Raised on a small farm in Southern Ohio, my grandfather hunted and grew much of the food we ate at the enormous Sunday dinners my grandmother prepared, from tasty quail and rabbit to fresh sweet corn and tomatoes. The piece de resistance was often apple pie, made from fruit harvested from backyard trees. My grandmother was also a subscriber to a magazine called "Prevention" that advocated organic food — a radical idea in the United States in the 1950s.

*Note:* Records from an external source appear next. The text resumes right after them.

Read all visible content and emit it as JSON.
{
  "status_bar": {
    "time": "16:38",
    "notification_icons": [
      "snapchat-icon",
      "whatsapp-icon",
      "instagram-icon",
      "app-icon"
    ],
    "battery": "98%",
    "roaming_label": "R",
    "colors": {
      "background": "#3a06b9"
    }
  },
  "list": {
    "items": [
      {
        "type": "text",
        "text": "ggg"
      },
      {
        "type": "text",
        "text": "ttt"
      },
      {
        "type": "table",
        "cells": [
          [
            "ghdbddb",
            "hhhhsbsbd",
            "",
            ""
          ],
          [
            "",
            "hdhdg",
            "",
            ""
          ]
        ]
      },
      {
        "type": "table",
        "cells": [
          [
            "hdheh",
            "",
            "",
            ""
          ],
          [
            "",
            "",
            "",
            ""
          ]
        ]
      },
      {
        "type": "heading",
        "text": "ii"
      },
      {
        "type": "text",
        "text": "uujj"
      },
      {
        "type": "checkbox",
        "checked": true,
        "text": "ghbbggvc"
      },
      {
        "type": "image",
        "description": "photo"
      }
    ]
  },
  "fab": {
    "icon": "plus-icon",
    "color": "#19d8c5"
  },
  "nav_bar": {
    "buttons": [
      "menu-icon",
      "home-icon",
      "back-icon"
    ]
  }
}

So the story of Yoshihiro Nakamura's "Kiseki no Ringo (Miracle Apples)," based on the decadelong quest of Aomori farmer Akinori Kimura to grow apples without chemical fertilizers and pesticides, had a certain familiarity to me. Even the program's photo of the still-spry Kimura, wearing wire-rim glasses and a big toothless grin, reminded me of Grandpa, though Kimura is exactly my age, to the month (he's 63). It is also a testimony to the harshness of his struggle, as well as to his ultimate success.

Inspired by a 2007 NHK documentary on Kimura and a 2008 biography by Takuji Ishikawa, Nakamura and scriptwriter Tomoko Yoshida have made a film that faithfully traces the outlines of Kimura's "lost decade," with fictional embellishments. But to fans of such earlier Nakamura films as "Fish Story" (2009) and "Golden Slumber" (2010), with their intriguing "what if" premises, cleverly complexifying narratives and brilliant tie-it-all-together climaxes, "Miracle Apples" will probably be a big, puzzling letdown.